The jury's finding may have been based on a belief that the defendant shipowner had an affirmative duty to inspect the work of the stevedore before permitting the longshoremen to work in the cargo area and that such an inspection would have resulted in the discovery of the allegedly dangerous condition. This was one of plaintiff's theories (Tr., Nov. 1, 1973, p. 154) and the court so informed the jury in its charge. However, there is no such duty on the part of the shipowner to inspect the stevedore's work, at least unless the shipowner should know that there is a dangerous condition which ought to be corrected.
Defendant also challenges the court's instruction with regard to defendant's liability for negligent acts of the stevedore. The court charged the jury as follows:
"In this case there is no dispute that the vessel-owner here had employed two agents to work aboard the ship, that is the stevedoring company and the plaintiff's employer, the Carpentry Company.
The vessel-owner in this case is responsible for the negligence of any of its agents or employees committed in the scope of their employment." (Tr., Nov. 1, 1973, p. 224.)

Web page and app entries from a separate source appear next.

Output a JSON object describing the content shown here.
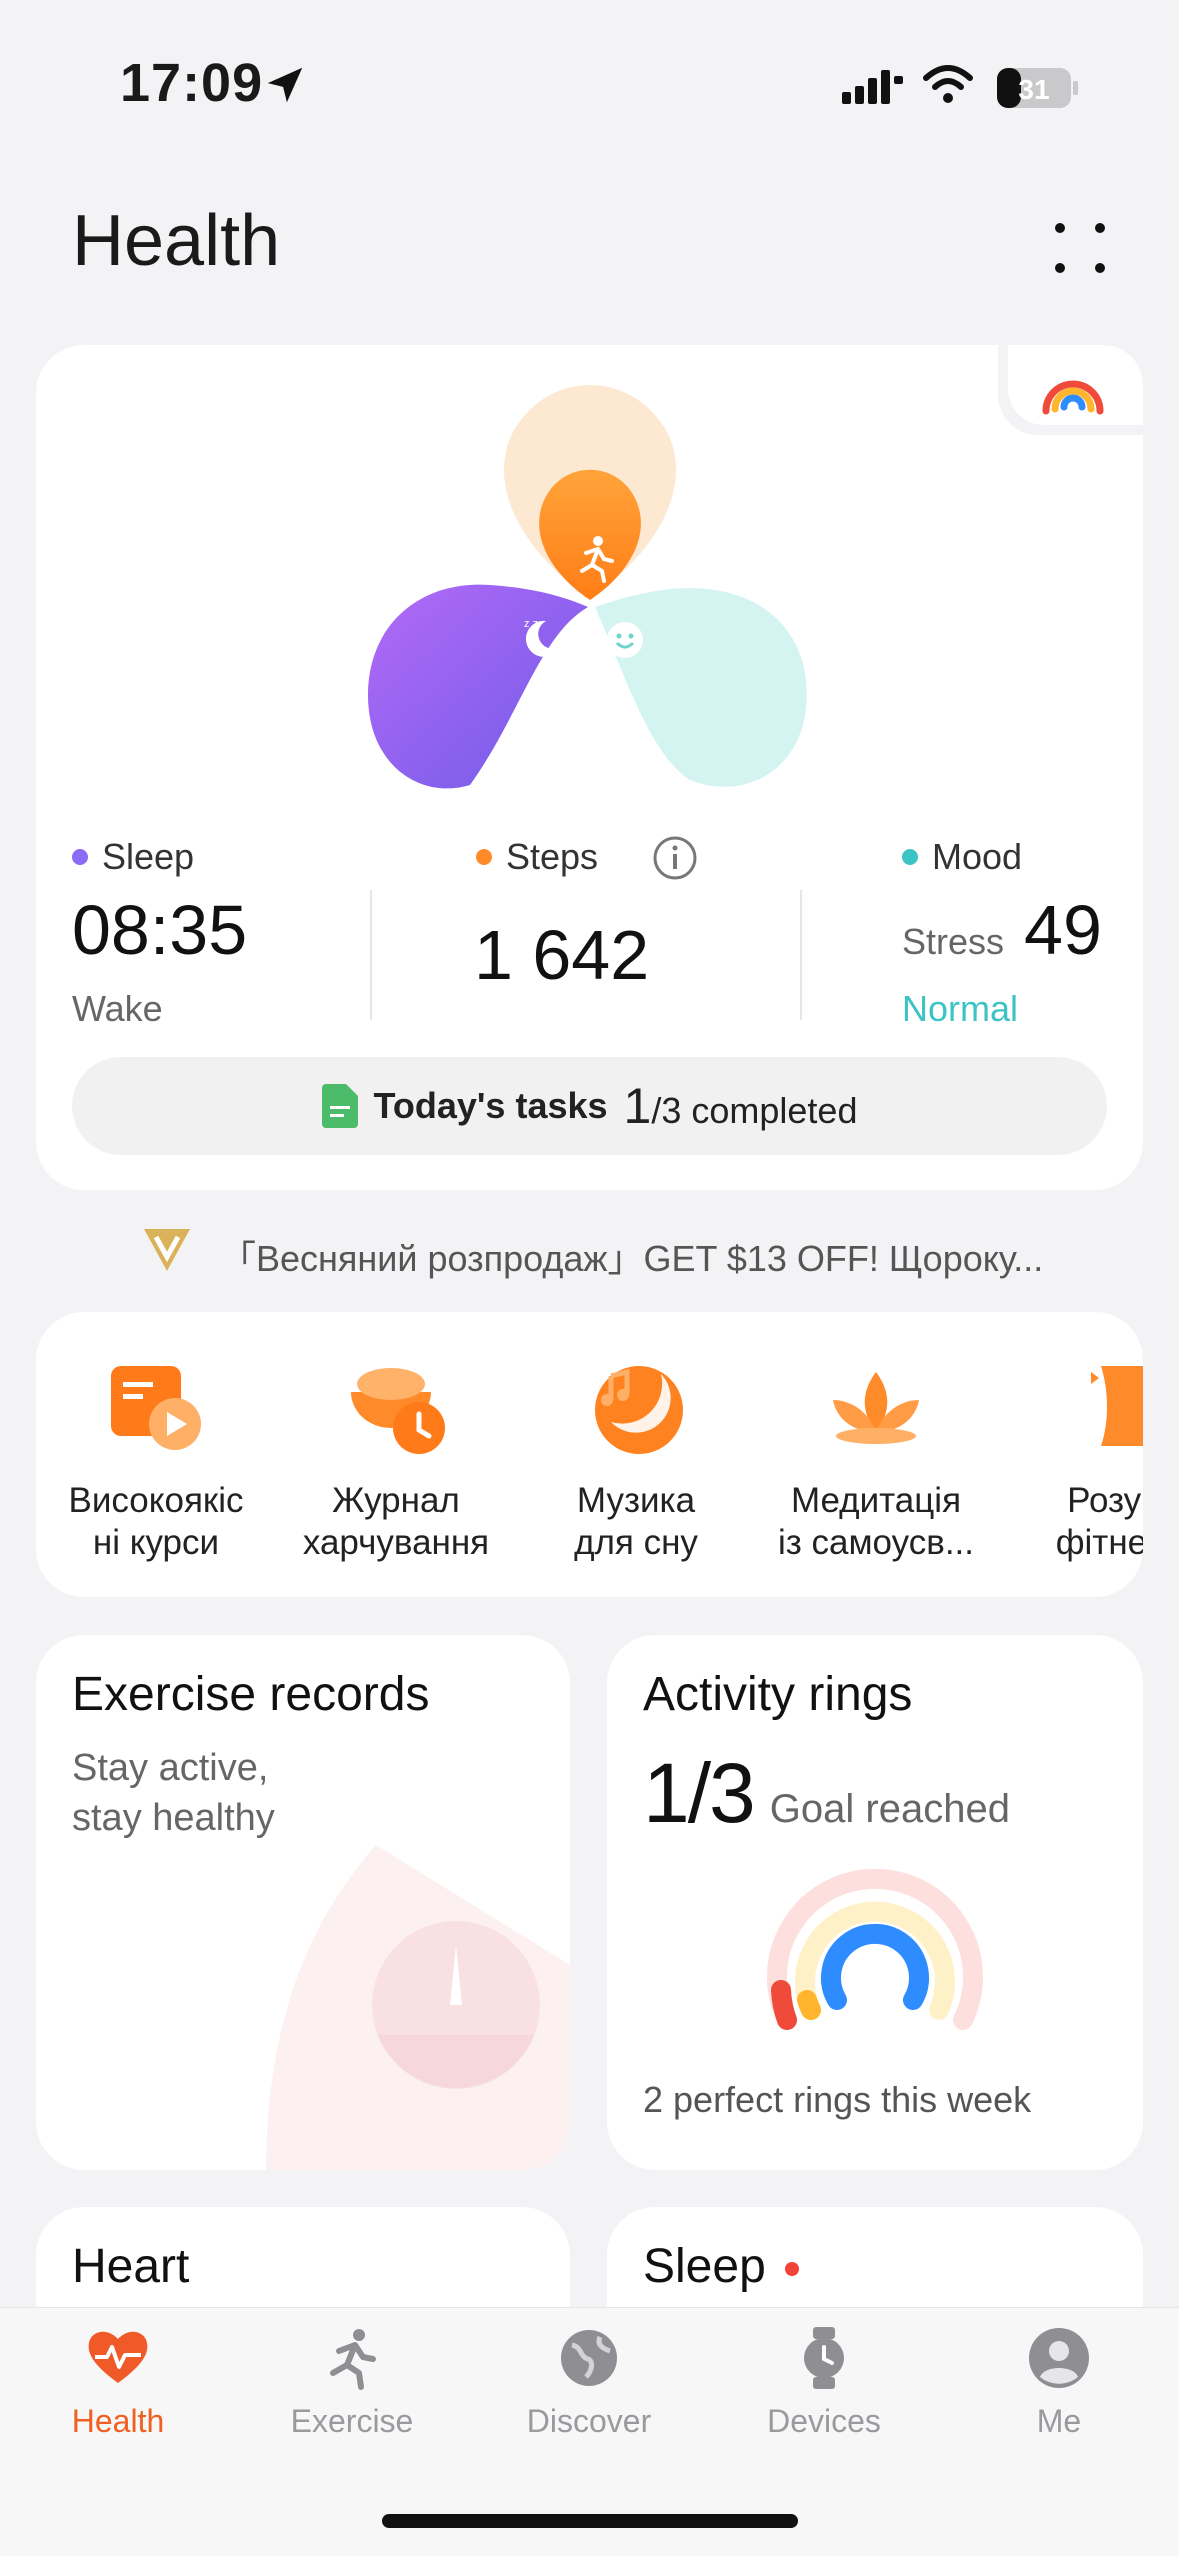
{
  "status_bar": {
    "time": "17:09",
    "battery": "31",
    "icons": [
      "location-arrow-icon",
      "signal-icon",
      "wifi-icon",
      "battery-icon"
    ]
  },
  "header": {
    "title": "Health",
    "more_icon": "grid-dots-icon"
  },
  "summary": {
    "sleep": {
      "label": "Sleep",
      "value": "08:35",
      "sub": "Wake",
      "color": "#8b6cf6"
    },
    "steps": {
      "label": "Steps",
      "value": "1 642",
      "color": "#ff8a2a"
    },
    "mood": {
      "label": "Mood",
      "stress_label": "Stress",
      "stress_value": "49",
      "status": "Normal",
      "color": "#3cc4c4"
    },
    "tasks": {
      "label": "Today's tasks",
      "done": "1",
      "total_text": "/3 completed"
    }
  },
  "promo": {
    "text": "「Весняний розпродаж」GET  $13 OFF!  Щороку..."
  },
  "services": [
    {
      "label": "Високоякіс\nні курси",
      "icon": "video-course-icon"
    },
    {
      "label": "Журнал\nхарчування",
      "icon": "food-journal-icon"
    },
    {
      "label": "Музика\nдля сну",
      "icon": "sleep-music-icon"
    },
    {
      "label": "Медитація\nіз самоусв...",
      "icon": "meditation-lotus-icon"
    },
    {
      "label": "Розум\nфітнес-",
      "icon": "body-fitness-icon"
    }
  ],
  "tiles": {
    "exercise": {
      "title": "Exercise records",
      "sub1": "Stay active,",
      "sub2": "stay healthy"
    },
    "activity": {
      "title": "Activity rings",
      "value": "1/3",
      "value_label": "Goal reached",
      "footer": "2 perfect rings this week",
      "progress_fraction": 0.333
    },
    "heart": {
      "title": "Heart"
    },
    "sleep": {
      "title": "Sleep"
    }
  },
  "tabs": [
    {
      "label": "Health",
      "icon": "heart-pulse-icon",
      "active": true
    },
    {
      "label": "Exercise",
      "icon": "running-icon",
      "active": false
    },
    {
      "label": "Discover",
      "icon": "globe-icon",
      "active": false
    },
    {
      "label": "Devices",
      "icon": "watch-icon",
      "active": false
    },
    {
      "label": "Me",
      "icon": "person-icon",
      "active": false
    }
  ],
  "colors": {
    "accent": "#f06022",
    "sleep": "#8b6cf6",
    "steps": "#ff8a2a",
    "mood": "#3cc4c4"
  }
}
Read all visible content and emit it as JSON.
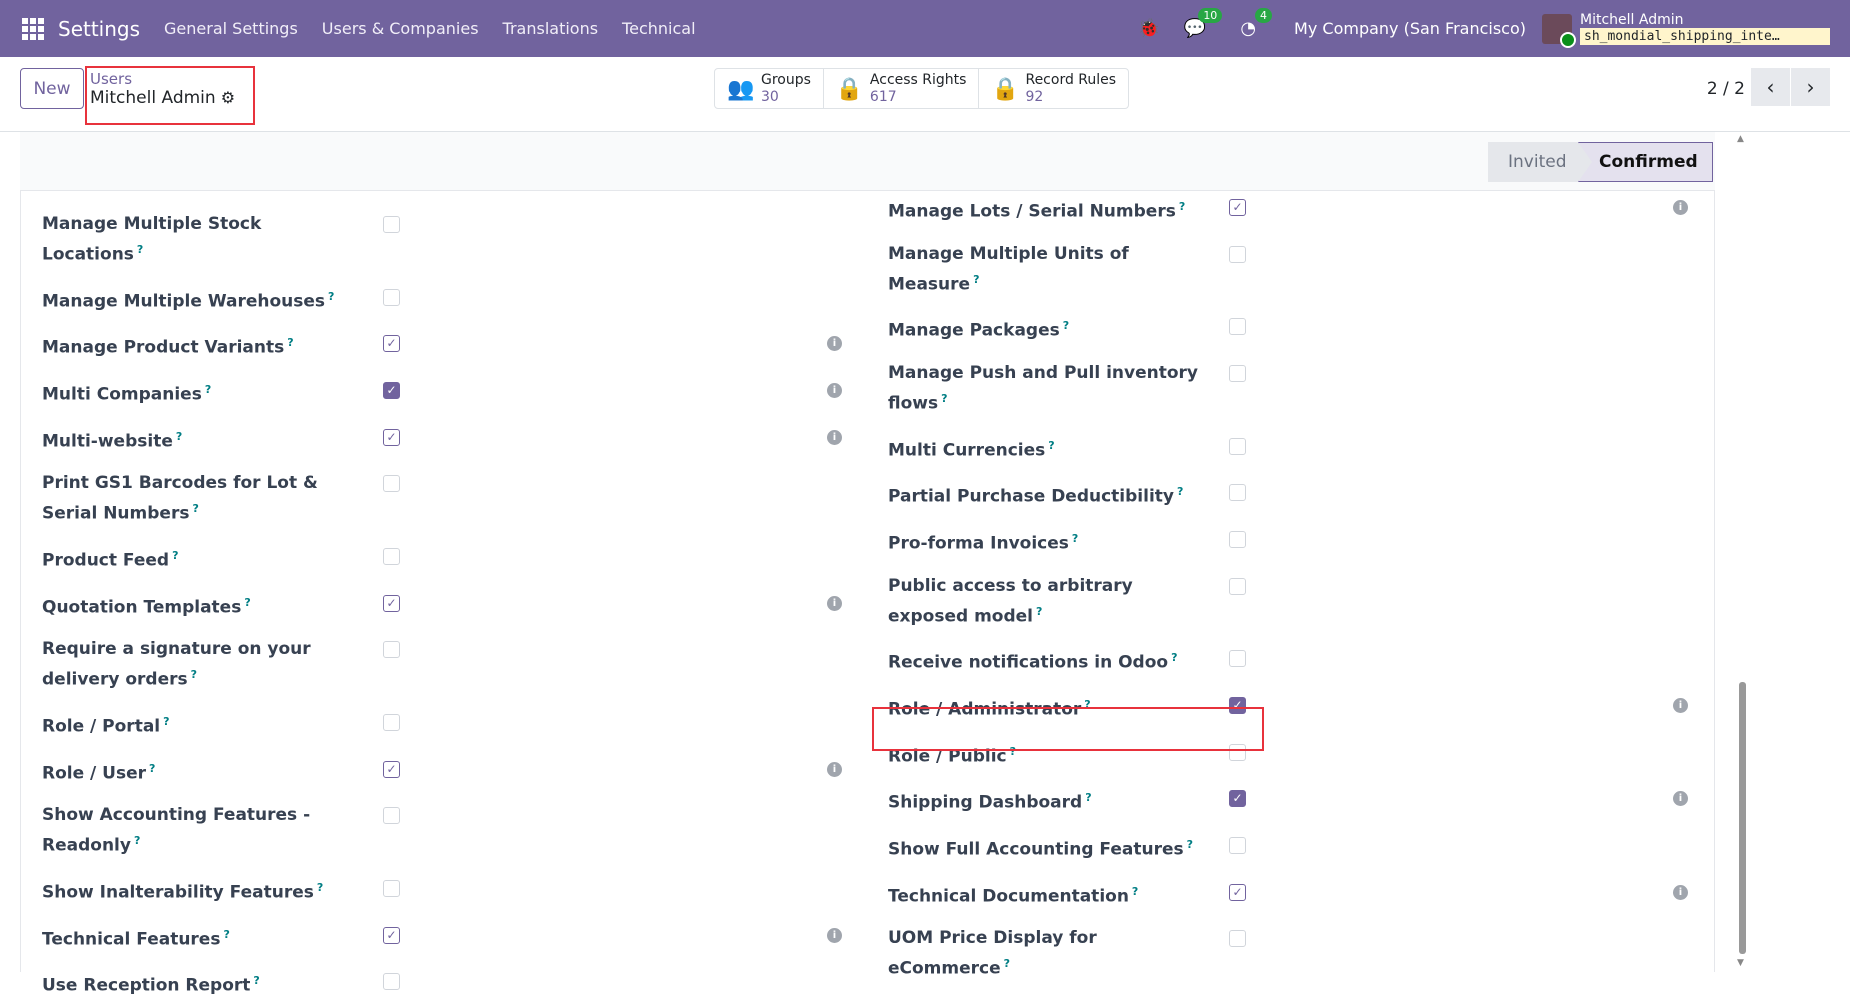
{
  "nav": {
    "app": "Settings",
    "menus": [
      "General Settings",
      "Users & Companies",
      "Translations",
      "Technical"
    ],
    "messages_count": "10",
    "activities_count": "4",
    "company": "My Company (San Francisco)",
    "user": "Mitchell Admin",
    "database": "sh_mondial_shipping_inte…"
  },
  "control": {
    "new_label": "New",
    "breadcrumb_parent": "Users",
    "record_name": "Mitchell Admin",
    "stats": [
      {
        "label": "Groups",
        "value": "30"
      },
      {
        "label": "Access Rights",
        "value": "617"
      },
      {
        "label": "Record Rules",
        "value": "92"
      }
    ],
    "pager": "2 / 2"
  },
  "statusbar": {
    "stages": [
      "Invited",
      "Confirmed"
    ],
    "current": "Confirmed"
  },
  "left": [
    {
      "label": "Manage Multiple Stock Locations",
      "state": "off"
    },
    {
      "label": "Manage Multiple Warehouses",
      "state": "off"
    },
    {
      "label": "Manage Product Variants",
      "state": "on",
      "info": true
    },
    {
      "label": "Multi Companies",
      "state": "fill",
      "info": true
    },
    {
      "label": "Multi-website",
      "state": "on",
      "info": true
    },
    {
      "label": "Print GS1 Barcodes for Lot & Serial Numbers",
      "state": "off"
    },
    {
      "label": "Product Feed",
      "state": "off"
    },
    {
      "label": "Quotation Templates",
      "state": "on",
      "info": true
    },
    {
      "label": "Require a signature on your delivery orders",
      "state": "off"
    },
    {
      "label": "Role / Portal",
      "state": "off"
    },
    {
      "label": "Role / User",
      "state": "on",
      "info": true
    },
    {
      "label": "Show Accounting Features - Readonly",
      "state": "off"
    },
    {
      "label": "Show Inalterability Features",
      "state": "off"
    },
    {
      "label": "Technical Features",
      "state": "on",
      "info": true
    },
    {
      "label": "Use Reception Report",
      "state": "off"
    }
  ],
  "right": [
    {
      "label": "Manage Lots / Serial Numbers",
      "state": "on",
      "info": true
    },
    {
      "label": "Manage Multiple Units of Measure",
      "state": "off"
    },
    {
      "label": "Manage Packages",
      "state": "off"
    },
    {
      "label": "Manage Push and Pull inventory flows",
      "state": "off"
    },
    {
      "label": "Multi Currencies",
      "state": "off"
    },
    {
      "label": "Partial Purchase Deductibility",
      "state": "off"
    },
    {
      "label": "Pro-forma Invoices",
      "state": "off"
    },
    {
      "label": "Public access to arbitrary exposed model",
      "state": "off"
    },
    {
      "label": "Receive notifications in Odoo",
      "state": "off"
    },
    {
      "label": "Role / Administrator",
      "state": "fill",
      "info": true
    },
    {
      "label": "Role / Public",
      "state": "off"
    },
    {
      "label": "Shipping Dashboard",
      "state": "fill",
      "info": true
    },
    {
      "label": "Show Full Accounting Features",
      "state": "off"
    },
    {
      "label": "Technical Documentation",
      "state": "on",
      "info": true
    },
    {
      "label": "UOM Price Display for eCommerce",
      "state": "off"
    }
  ]
}
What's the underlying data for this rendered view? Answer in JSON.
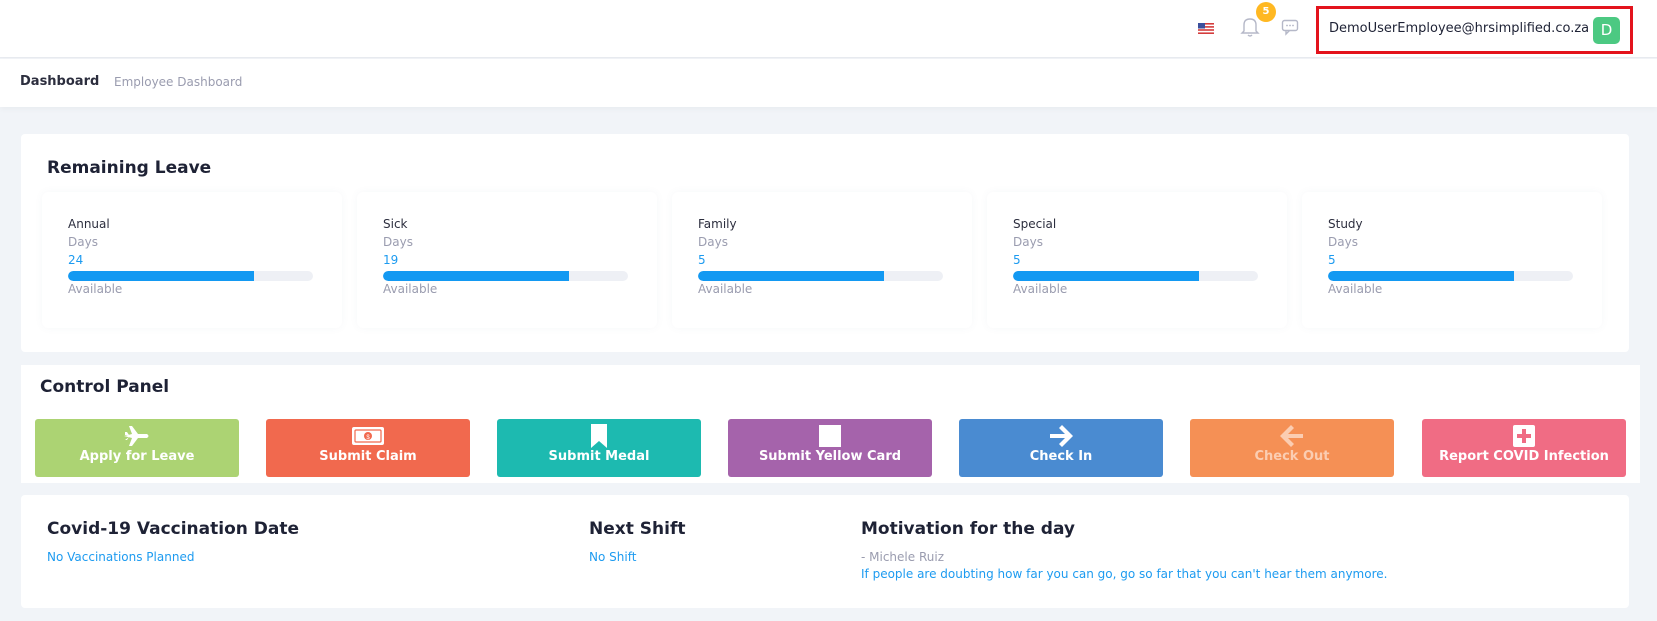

The charge was erroneous. The shipowner is not responsible for the negligence of longshoremen unless such negligence created an unseaworthy condition. Spano v. Koninklijke Rotterdamsche Lloyd, 472 F.2d 33, 35 (2d Cir. 1973). The court assumes that if the stevedore's negligence did produce an unseaworthy condition, the shipowner would still not be liable in negligence, although the vessel would, of course, be liable for unseaworthiness.
The jury may have assumed that, either the stevedore or the carpentry company must have had knowledge of the open space and, therefore, was negligent, and that defendant shipowner would be held responsible for this negligence.
As already noted, the jury found for plaintiff on the issue of negligence but found for defendant on the issue of unseaworthiness. Although plaintiff moved for a directed verdict on the issue of unseaworthiness at the close of defendant's case, he has not moved for a judgment notwithstanding the verdict on that issue.
However, the court has decided, on its own motion, after having given the parties notice and an opportunity to be heard, Rule 59(d), Fed.R.Civ.P., that a new trial should be ordered on unseaworthiness.
While the court cannot conclude that the jury was required to find unseaworthiness or that its finding was against the weight of the evidence, "[it] is hard to imagine, especially on the facts of this case, how an owner could be negligent, if the ship was not unseaworthy . . . ." Spano, supra, 472 F.2d at 35 n. 1.
Although juries are ordinarily permitted to return inconsistent verdicts, it seems likely in this case that the jury, having found defendant liable for negligence, concluded that it was not necessary to find defendant liable for the unseaworthiness of its vessel, or even to consider the issue at all, in order to afford plaintiff the recovery to which it concluded he was entitled.
Since it is likely that plaintiff's unseaworthiness claim never received a full hearing, the court concludes that there should be a new trial on his unseaworthiness claim.
Unless the parties waive their right to a jury trial in writing no later than June 26, 1974, the unseaworthiness claim will be tried to a jury.
In the event that a jury trial is waived, the court will decide the unseaworthiness and damages issues on the basis of the record of the previous trial. The parties would, however, be afforded an opportunity to offer additional, relevant evidence.
In view of the court's disposition of the negligence claim, plaintiff's motion to set aside the finding of contributory negligence is denied.